## Assignment:
All that is needed is a count of the lines in this data that contain the word "ROAD".

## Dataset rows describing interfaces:

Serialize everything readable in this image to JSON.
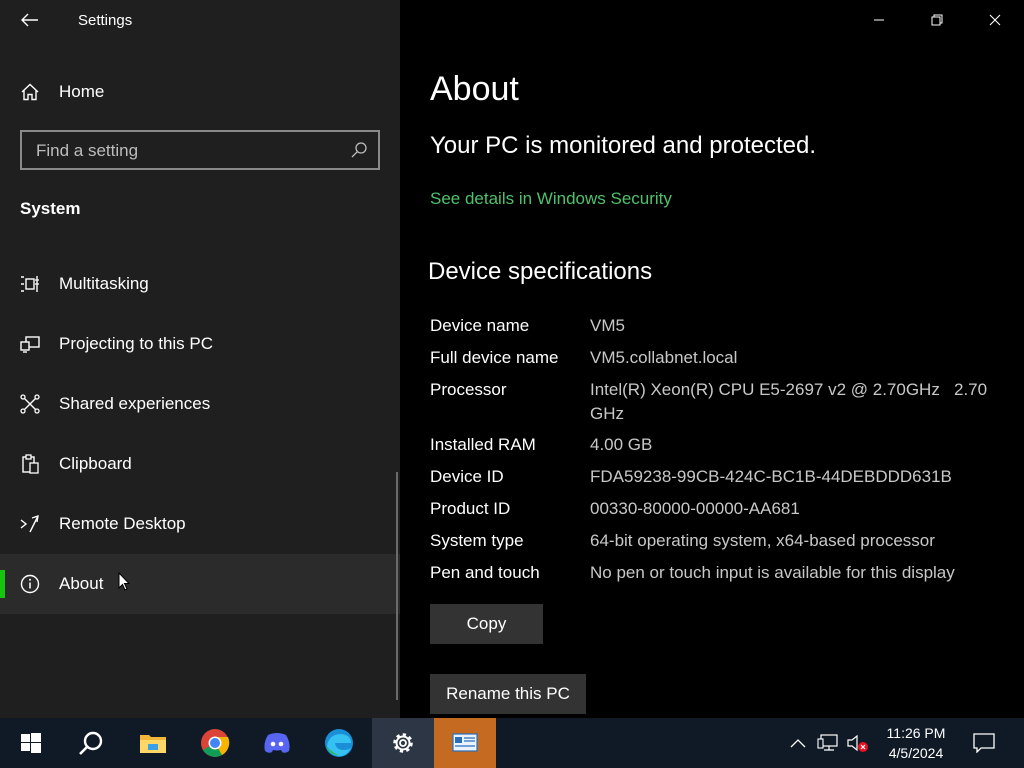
{
  "window": {
    "title": "Settings"
  },
  "sidebar": {
    "home_label": "Home",
    "search_placeholder": "Find a setting",
    "section": "System",
    "items": [
      {
        "label": "Multitasking",
        "icon": "multitasking-icon"
      },
      {
        "label": "Projecting to this PC",
        "icon": "projecting-icon"
      },
      {
        "label": "Shared experiences",
        "icon": "shared-experiences-icon"
      },
      {
        "label": "Clipboard",
        "icon": "clipboard-icon"
      },
      {
        "label": "Remote Desktop",
        "icon": "remote-desktop-icon"
      },
      {
        "label": "About",
        "icon": "info-icon",
        "selected": true
      }
    ]
  },
  "main": {
    "title": "About",
    "protection_status": "Your PC is monitored and protected.",
    "security_link": "See details in Windows Security",
    "specs_heading": "Device specifications",
    "specs": [
      {
        "key": "Device name",
        "value": "VM5"
      },
      {
        "key": "Full device name",
        "value": "VM5.collabnet.local"
      },
      {
        "key": "Processor",
        "value": "Intel(R) Xeon(R) CPU E5-2697 v2 @ 2.70GHz   2.70 GHz"
      },
      {
        "key": "Installed RAM",
        "value": "4.00 GB"
      },
      {
        "key": "Device ID",
        "value": "FDA59238-99CB-424C-BC1B-44DEBDDD631B"
      },
      {
        "key": "Product ID",
        "value": "00330-80000-00000-AA681"
      },
      {
        "key": "System type",
        "value": "64-bit operating system, x64-based processor"
      },
      {
        "key": "Pen and touch",
        "value": "No pen or touch input is available for this display"
      }
    ],
    "copy_button": "Copy",
    "rename_button": "Rename this PC"
  },
  "taskbar": {
    "time": "11:26 PM",
    "date": "4/5/2024",
    "apps": [
      "start-icon",
      "search-icon",
      "file-explorer-icon",
      "chrome-icon",
      "discord-icon",
      "edge-icon",
      "settings-icon",
      "system-info-icon"
    ]
  },
  "colors": {
    "accent_green": "#16c60c",
    "link_green": "#4fc16b",
    "sidebar_bg": "#1f1f1f",
    "main_bg": "#000000",
    "taskbar_bg": "#101a27"
  }
}
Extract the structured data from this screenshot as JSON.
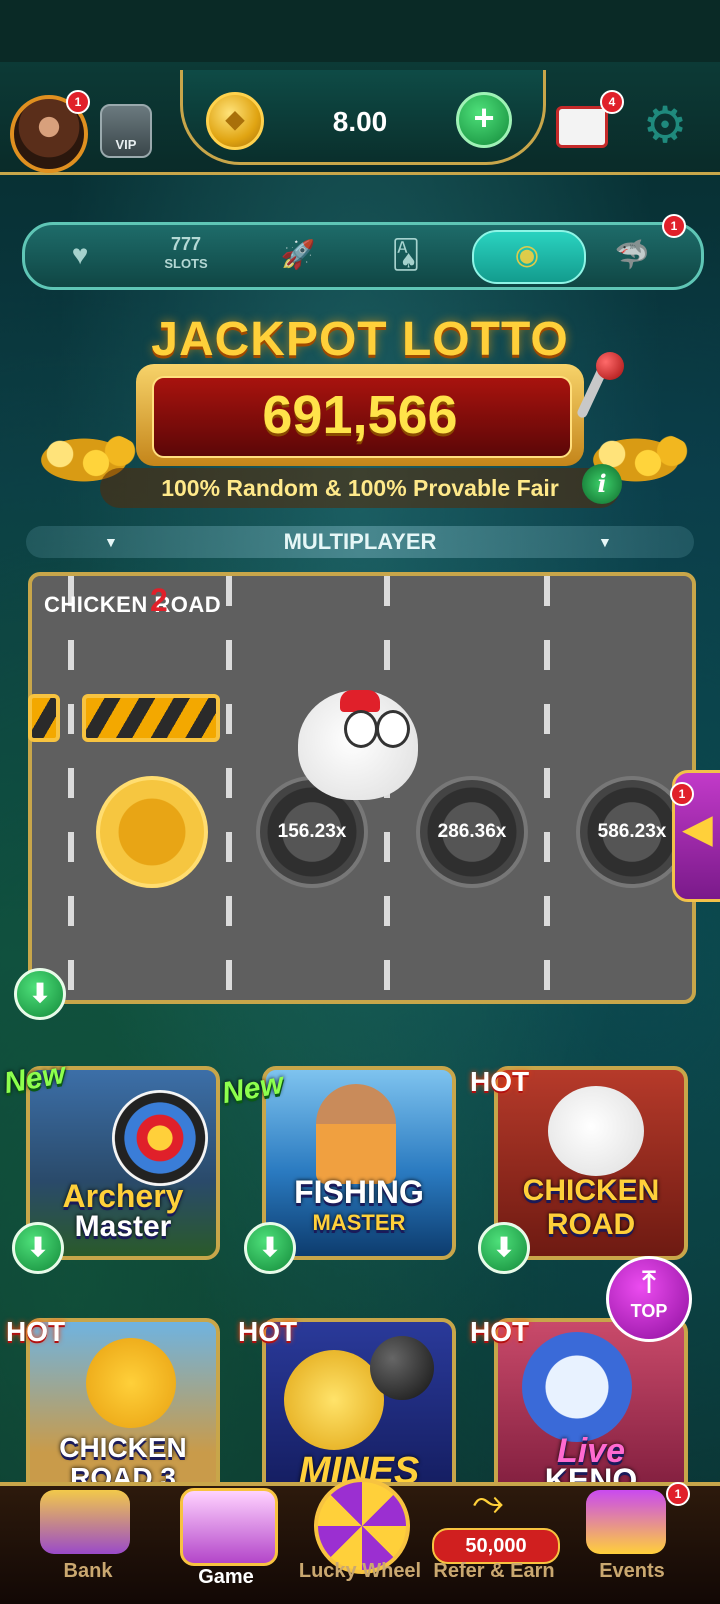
{
  "header": {
    "avatar_badge": "1",
    "vip_label": "VIP",
    "balance": "8.00",
    "add_label": "+",
    "mail_badge": "4"
  },
  "tabs": {
    "slots_label": "777",
    "slots_sub": "SLOTS",
    "shark_badge": "1"
  },
  "jackpot": {
    "title": "JACKPOT LOTTO",
    "value": "691,566",
    "subtitle": "100% Random & 100% Provable Fair",
    "info": "i"
  },
  "multiplayer": {
    "label": "MULTIPLAYER"
  },
  "board": {
    "logo": "CHICKEN ROAD",
    "logo_num": "2",
    "multipliers": [
      "156.23x",
      "286.36x",
      "586.23x"
    ],
    "side_badge": "1"
  },
  "games": [
    {
      "title_1": "Archery",
      "title_2": "Master",
      "tag": "New"
    },
    {
      "title_1": "FISHING",
      "title_2": "MASTER",
      "tag": "New"
    },
    {
      "title_1": "CHICKEN",
      "title_2": "ROAD",
      "tag": "HOT"
    },
    {
      "title_1": "CHICKEN",
      "title_2": "ROAD 3",
      "tag": "HOT"
    },
    {
      "title_1": "MINES",
      "title_2": "",
      "tag": "HOT"
    },
    {
      "title_1": "Live",
      "title_2": "KENO",
      "tag": "HOT"
    }
  ],
  "top_button": "TOP",
  "nav": {
    "bank": "Bank",
    "game": "Game",
    "lucky_wheel": "Lucky Wheel",
    "refer": "Refer & Earn",
    "refer_amount": "50,000",
    "events": "Events",
    "events_badge": "1"
  }
}
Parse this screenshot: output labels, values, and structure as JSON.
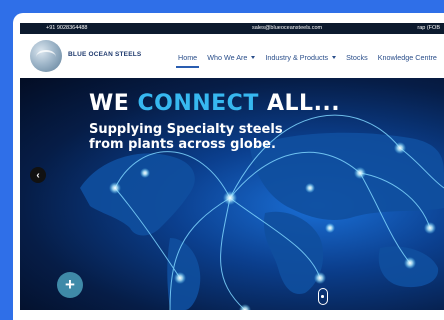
{
  "topbar": {
    "phone": "+91 9028364488",
    "email": "sales@blueoceansteels.com",
    "right_text": "rap (FOB"
  },
  "brand": {
    "logo_text": "BLUE OCEAN STEELS"
  },
  "nav": {
    "items": [
      {
        "label": "Home",
        "active": true,
        "dropdown": false
      },
      {
        "label": "Who We Are",
        "active": false,
        "dropdown": true
      },
      {
        "label": "Industry & Products",
        "active": false,
        "dropdown": true
      },
      {
        "label": "Stocks",
        "active": false,
        "dropdown": false
      },
      {
        "label": "Knowledge Centre",
        "active": false,
        "dropdown": false
      }
    ]
  },
  "hero": {
    "title_part1": "WE",
    "title_part2": "CONNECT",
    "title_part3": "ALL...",
    "subtitle": "Supplying Specialty steels from plants across globe."
  },
  "controls": {
    "prev_glyph": "‹",
    "plus_glyph": "+"
  },
  "colors": {
    "page_bg": "#2f6fe8",
    "topbar_bg": "#0c1a2e",
    "nav_text": "#2a4e8a",
    "accent_cyan": "#37b8f0",
    "plus_button": "#3f8aa8"
  },
  "icons": [
    "logo-mark-icon",
    "chevron-left-icon",
    "plus-icon",
    "scroll-indicator-icon",
    "caret-down-icon"
  ]
}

## Exercise result:
3